=== Information given ===
________

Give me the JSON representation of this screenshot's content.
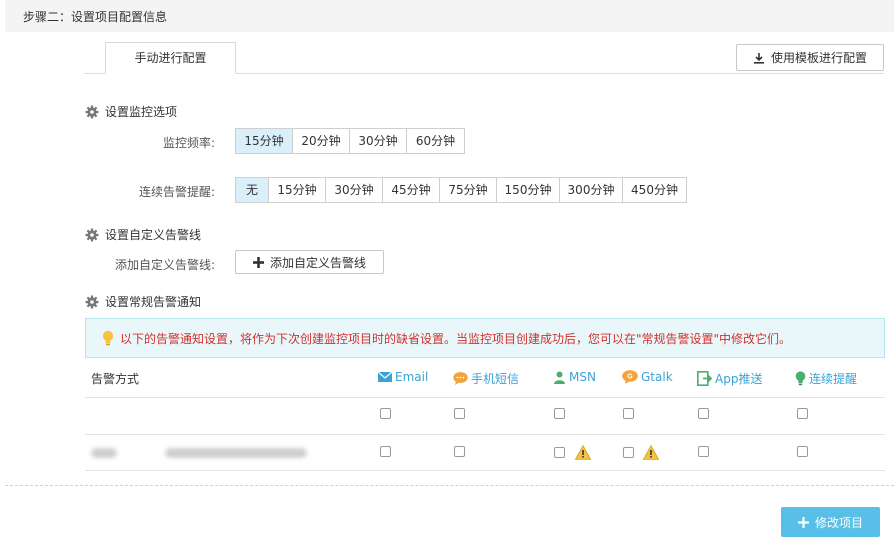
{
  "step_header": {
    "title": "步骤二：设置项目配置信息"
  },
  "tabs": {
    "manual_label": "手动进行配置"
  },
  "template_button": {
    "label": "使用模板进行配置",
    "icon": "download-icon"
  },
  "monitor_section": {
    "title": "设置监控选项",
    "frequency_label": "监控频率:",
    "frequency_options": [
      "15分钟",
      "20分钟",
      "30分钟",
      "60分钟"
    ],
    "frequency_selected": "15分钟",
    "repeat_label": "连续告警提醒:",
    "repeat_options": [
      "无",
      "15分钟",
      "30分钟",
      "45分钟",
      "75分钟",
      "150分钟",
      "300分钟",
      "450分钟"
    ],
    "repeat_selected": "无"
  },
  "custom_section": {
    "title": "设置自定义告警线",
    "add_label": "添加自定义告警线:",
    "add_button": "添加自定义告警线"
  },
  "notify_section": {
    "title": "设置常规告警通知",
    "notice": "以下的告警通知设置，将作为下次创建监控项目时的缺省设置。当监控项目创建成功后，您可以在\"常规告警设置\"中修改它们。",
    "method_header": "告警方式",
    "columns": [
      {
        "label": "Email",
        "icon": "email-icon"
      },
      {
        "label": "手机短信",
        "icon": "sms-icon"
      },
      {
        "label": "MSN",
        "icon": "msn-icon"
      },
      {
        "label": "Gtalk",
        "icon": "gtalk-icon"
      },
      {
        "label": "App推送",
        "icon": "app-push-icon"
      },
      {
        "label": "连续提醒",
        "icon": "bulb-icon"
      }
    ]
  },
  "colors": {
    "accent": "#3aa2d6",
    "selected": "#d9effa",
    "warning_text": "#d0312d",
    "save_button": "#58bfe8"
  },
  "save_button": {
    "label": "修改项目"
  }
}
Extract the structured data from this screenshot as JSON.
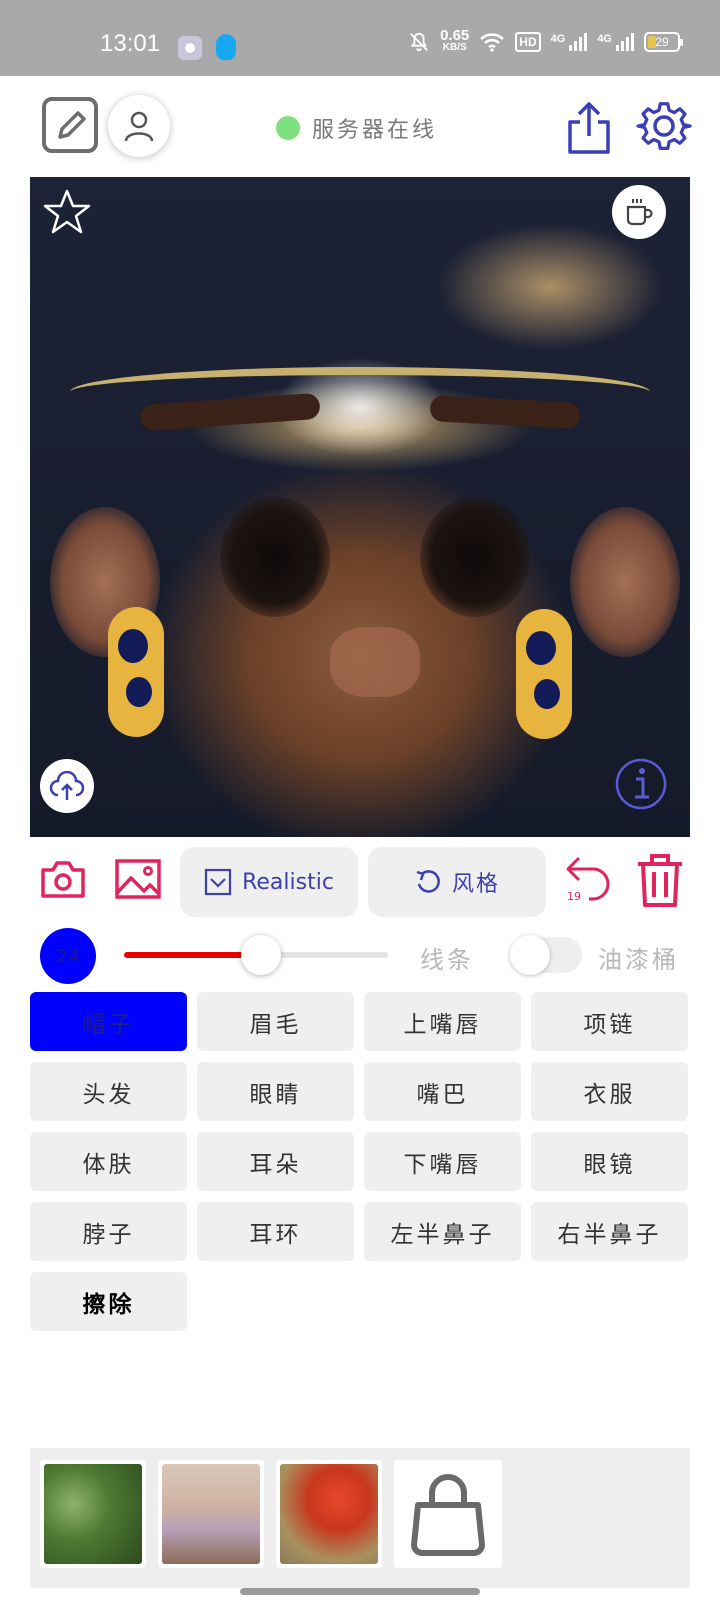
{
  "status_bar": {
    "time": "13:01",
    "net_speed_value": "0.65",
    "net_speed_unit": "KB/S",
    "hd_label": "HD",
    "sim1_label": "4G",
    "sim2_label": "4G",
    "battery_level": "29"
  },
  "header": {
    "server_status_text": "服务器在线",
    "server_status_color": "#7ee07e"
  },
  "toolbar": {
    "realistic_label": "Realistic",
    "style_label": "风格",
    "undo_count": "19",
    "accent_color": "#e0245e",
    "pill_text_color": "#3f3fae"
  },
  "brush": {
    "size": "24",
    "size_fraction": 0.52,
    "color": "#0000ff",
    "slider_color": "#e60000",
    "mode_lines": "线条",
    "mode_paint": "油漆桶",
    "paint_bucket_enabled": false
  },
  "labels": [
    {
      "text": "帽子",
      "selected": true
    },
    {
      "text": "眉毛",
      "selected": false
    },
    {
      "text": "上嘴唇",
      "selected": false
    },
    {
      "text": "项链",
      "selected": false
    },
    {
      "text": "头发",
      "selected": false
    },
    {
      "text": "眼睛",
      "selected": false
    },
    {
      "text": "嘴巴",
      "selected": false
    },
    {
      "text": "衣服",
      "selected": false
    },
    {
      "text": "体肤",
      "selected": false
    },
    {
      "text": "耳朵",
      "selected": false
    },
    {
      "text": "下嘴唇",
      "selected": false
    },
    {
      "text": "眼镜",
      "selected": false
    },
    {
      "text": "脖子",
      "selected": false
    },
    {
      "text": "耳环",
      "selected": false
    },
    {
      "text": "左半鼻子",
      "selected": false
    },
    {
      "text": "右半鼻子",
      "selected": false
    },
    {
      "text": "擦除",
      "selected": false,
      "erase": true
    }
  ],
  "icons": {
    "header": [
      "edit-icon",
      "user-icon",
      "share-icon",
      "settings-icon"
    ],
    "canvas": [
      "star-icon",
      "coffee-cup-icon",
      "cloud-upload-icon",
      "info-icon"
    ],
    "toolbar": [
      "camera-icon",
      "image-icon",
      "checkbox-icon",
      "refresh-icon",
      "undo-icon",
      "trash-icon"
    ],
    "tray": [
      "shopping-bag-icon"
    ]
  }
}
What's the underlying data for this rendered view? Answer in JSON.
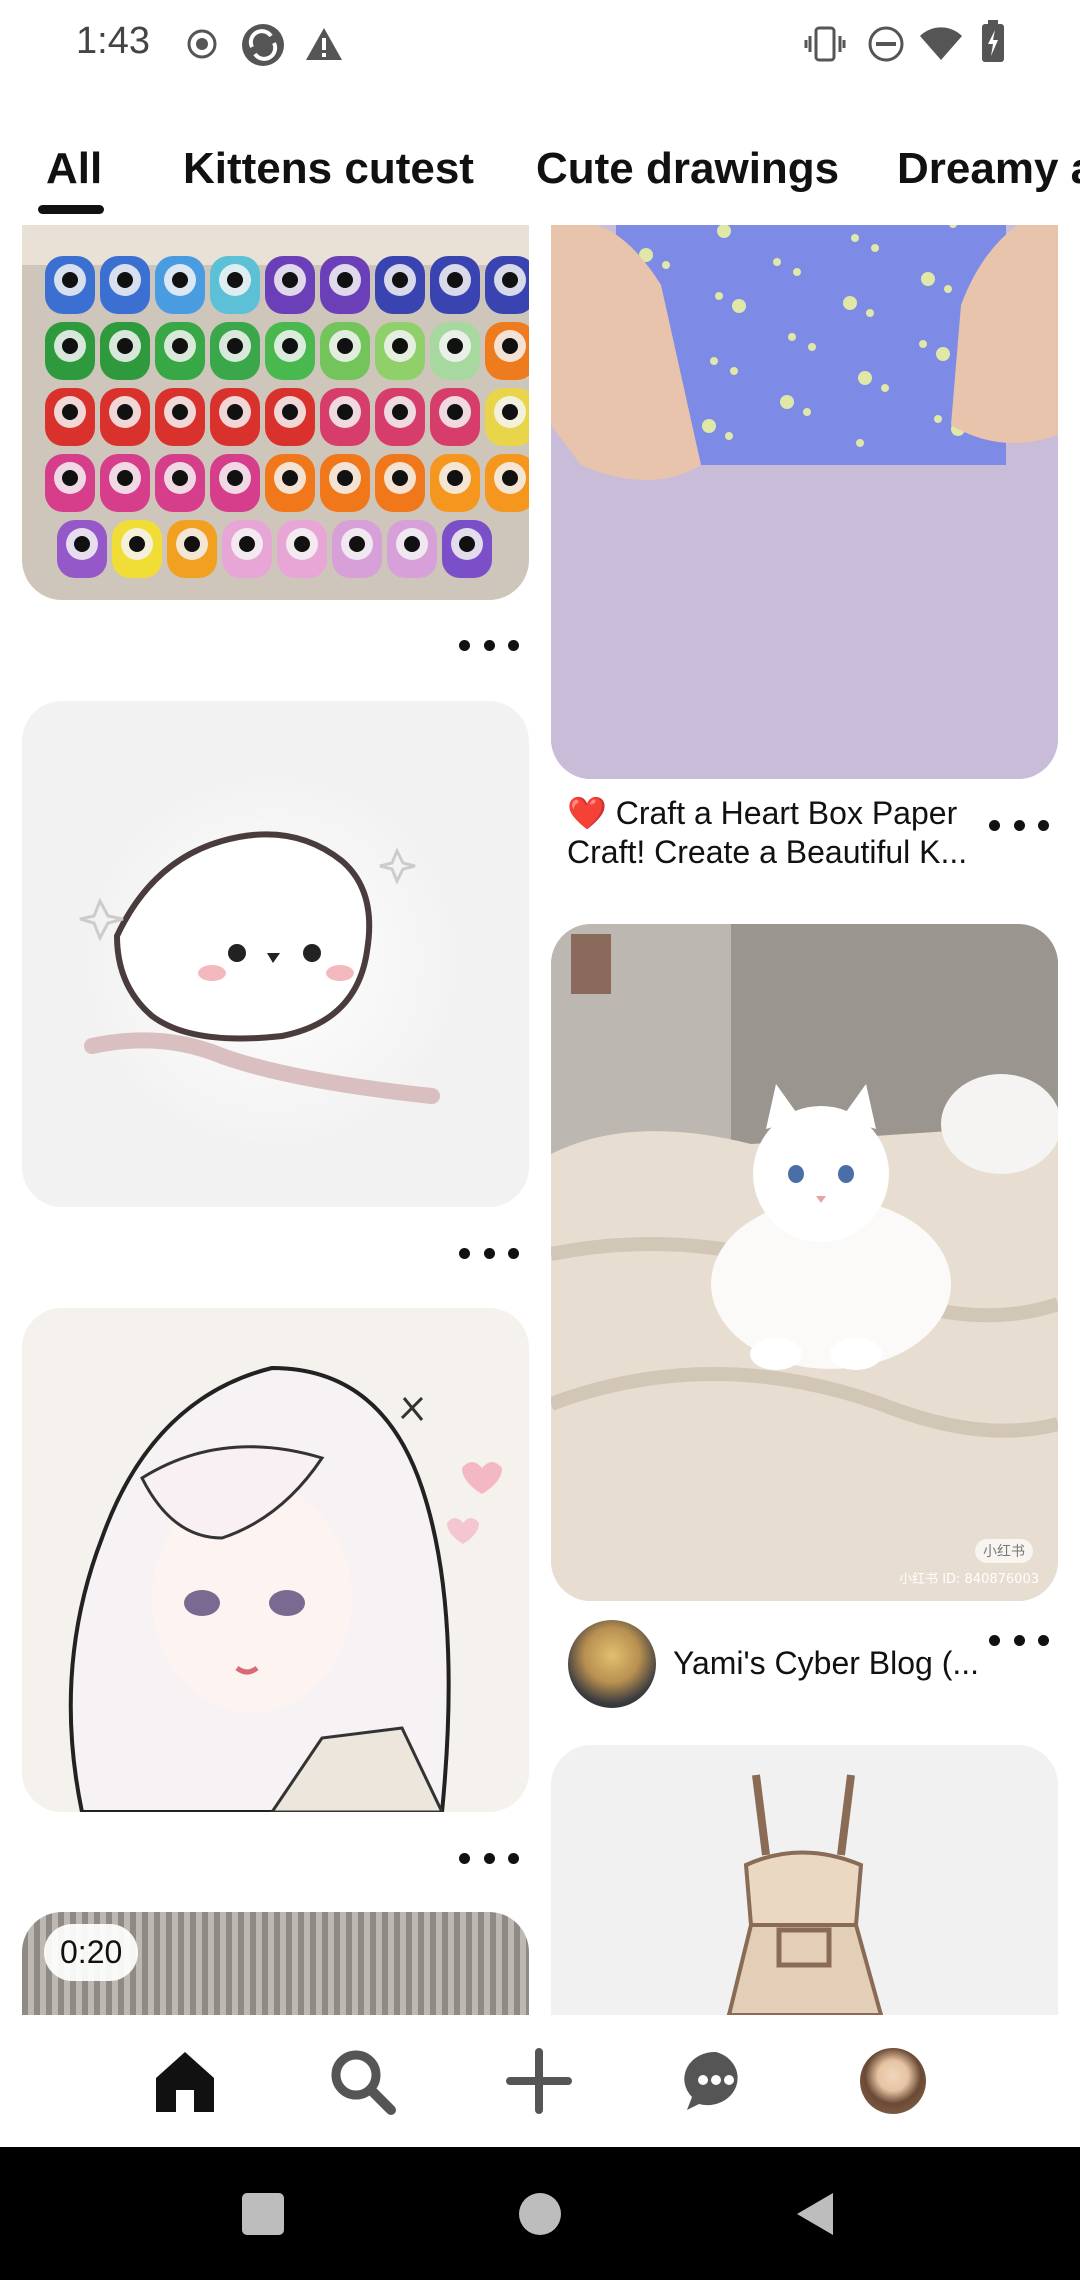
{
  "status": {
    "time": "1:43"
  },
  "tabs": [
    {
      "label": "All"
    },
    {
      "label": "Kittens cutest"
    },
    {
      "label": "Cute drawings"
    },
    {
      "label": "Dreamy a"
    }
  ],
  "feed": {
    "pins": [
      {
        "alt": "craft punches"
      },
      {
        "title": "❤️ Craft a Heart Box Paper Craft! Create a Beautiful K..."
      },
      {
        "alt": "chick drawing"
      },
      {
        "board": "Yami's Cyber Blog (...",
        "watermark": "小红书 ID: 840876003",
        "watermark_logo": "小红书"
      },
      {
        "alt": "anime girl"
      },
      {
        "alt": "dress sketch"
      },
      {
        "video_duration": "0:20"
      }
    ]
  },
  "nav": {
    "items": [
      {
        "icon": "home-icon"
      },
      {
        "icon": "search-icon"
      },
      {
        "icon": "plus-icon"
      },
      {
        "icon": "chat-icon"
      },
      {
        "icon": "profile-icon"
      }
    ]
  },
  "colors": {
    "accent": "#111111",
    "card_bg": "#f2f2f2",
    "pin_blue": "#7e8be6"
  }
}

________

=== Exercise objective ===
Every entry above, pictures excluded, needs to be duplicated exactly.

=== Response to this exercise ===
Give me the JSON representation of this screenshot's content.
{
  "step_header": {
    "title": "步骤二：设置项目配置信息"
  },
  "tabs": {
    "manual_label": "手动进行配置"
  },
  "template_button": {
    "label": "使用模板进行配置",
    "icon": "download-icon"
  },
  "monitor_section": {
    "title": "设置监控选项",
    "frequency_label": "监控频率:",
    "frequency_options": [
      "15分钟",
      "20分钟",
      "30分钟",
      "60分钟"
    ],
    "frequency_selected": "15分钟",
    "repeat_label": "连续告警提醒:",
    "repeat_options": [
      "无",
      "15分钟",
      "30分钟",
      "45分钟",
      "75分钟",
      "150分钟",
      "300分钟",
      "450分钟"
    ],
    "repeat_selected": "无"
  },
  "custom_section": {
    "title": "设置自定义告警线",
    "add_label": "添加自定义告警线:",
    "add_button": "添加自定义告警线"
  },
  "notify_section": {
    "title": "设置常规告警通知",
    "notice": "以下的告警通知设置，将作为下次创建监控项目时的缺省设置。当监控项目创建成功后，您可以在\"常规告警设置\"中修改它们。",
    "method_header": "告警方式",
    "columns": [
      {
        "label": "Email",
        "icon": "email-icon"
      },
      {
        "label": "手机短信",
        "icon": "sms-icon"
      },
      {
        "label": "MSN",
        "icon": "msn-icon"
      },
      {
        "label": "Gtalk",
        "icon": "gtalk-icon"
      },
      {
        "label": "App推送",
        "icon": "app-push-icon"
      },
      {
        "label": "连续提醒",
        "icon": "bulb-icon"
      }
    ]
  },
  "colors": {
    "accent": "#3aa2d6",
    "selected": "#d9effa",
    "warning_text": "#d0312d",
    "save_button": "#58bfe8"
  },
  "save_button": {
    "label": "修改项目"
  }
}
Extract the structured data from this screenshot as JSON.
{
  "status_bar": {
    "time": "13:01",
    "net_speed_value": "0.65",
    "net_speed_unit": "KB/S",
    "hd_label": "HD",
    "sim1_label": "4G",
    "sim2_label": "4G",
    "battery_level": "29"
  },
  "header": {
    "server_status_text": "服务器在线",
    "server_status_color": "#7ee07e"
  },
  "toolbar": {
    "realistic_label": "Realistic",
    "style_label": "风格",
    "undo_count": "19",
    "accent_color": "#e0245e",
    "pill_text_color": "#3f3fae"
  },
  "brush": {
    "size": "24",
    "size_fraction": 0.52,
    "color": "#0000ff",
    "slider_color": "#e60000",
    "mode_lines": "线条",
    "mode_paint": "油漆桶",
    "paint_bucket_enabled": false
  },
  "labels": [
    {
      "text": "帽子",
      "selected": true
    },
    {
      "text": "眉毛",
      "selected": false
    },
    {
      "text": "上嘴唇",
      "selected": false
    },
    {
      "text": "项链",
      "selected": false
    },
    {
      "text": "头发",
      "selected": false
    },
    {
      "text": "眼睛",
      "selected": false
    },
    {
      "text": "嘴巴",
      "selected": false
    },
    {
      "text": "衣服",
      "selected": false
    },
    {
      "text": "体肤",
      "selected": false
    },
    {
      "text": "耳朵",
      "selected": false
    },
    {
      "text": "下嘴唇",
      "selected": false
    },
    {
      "text": "眼镜",
      "selected": false
    },
    {
      "text": "脖子",
      "selected": false
    },
    {
      "text": "耳环",
      "selected": false
    },
    {
      "text": "左半鼻子",
      "selected": false
    },
    {
      "text": "右半鼻子",
      "selected": false
    },
    {
      "text": "擦除",
      "selected": false,
      "erase": true
    }
  ],
  "icons": {
    "header": [
      "edit-icon",
      "user-icon",
      "share-icon",
      "settings-icon"
    ],
    "canvas": [
      "star-icon",
      "coffee-cup-icon",
      "cloud-upload-icon",
      "info-icon"
    ],
    "toolbar": [
      "camera-icon",
      "image-icon",
      "checkbox-icon",
      "refresh-icon",
      "undo-icon",
      "trash-icon"
    ],
    "tray": [
      "shopping-bag-icon"
    ]
  }
}
What's the underlying data for this rendered view? Answer in JSON.
{
  "status": {
    "time": "1:43"
  },
  "tabs": [
    {
      "label": "All"
    },
    {
      "label": "Kittens cutest"
    },
    {
      "label": "Cute drawings"
    },
    {
      "label": "Dreamy a"
    }
  ],
  "feed": {
    "pins": [
      {
        "alt": "craft punches"
      },
      {
        "title": "❤️ Craft a Heart Box Paper Craft! Create a Beautiful K..."
      },
      {
        "alt": "chick drawing"
      },
      {
        "board": "Yami's Cyber Blog (...",
        "watermark": "小红书 ID: 840876003",
        "watermark_logo": "小红书"
      },
      {
        "alt": "anime girl"
      },
      {
        "alt": "dress sketch"
      },
      {
        "video_duration": "0:20"
      }
    ]
  },
  "nav": {
    "items": [
      {
        "icon": "home-icon"
      },
      {
        "icon": "search-icon"
      },
      {
        "icon": "plus-icon"
      },
      {
        "icon": "chat-icon"
      },
      {
        "icon": "profile-icon"
      }
    ]
  },
  "colors": {
    "accent": "#111111",
    "card_bg": "#f2f2f2",
    "pin_blue": "#7e8be6"
  }
}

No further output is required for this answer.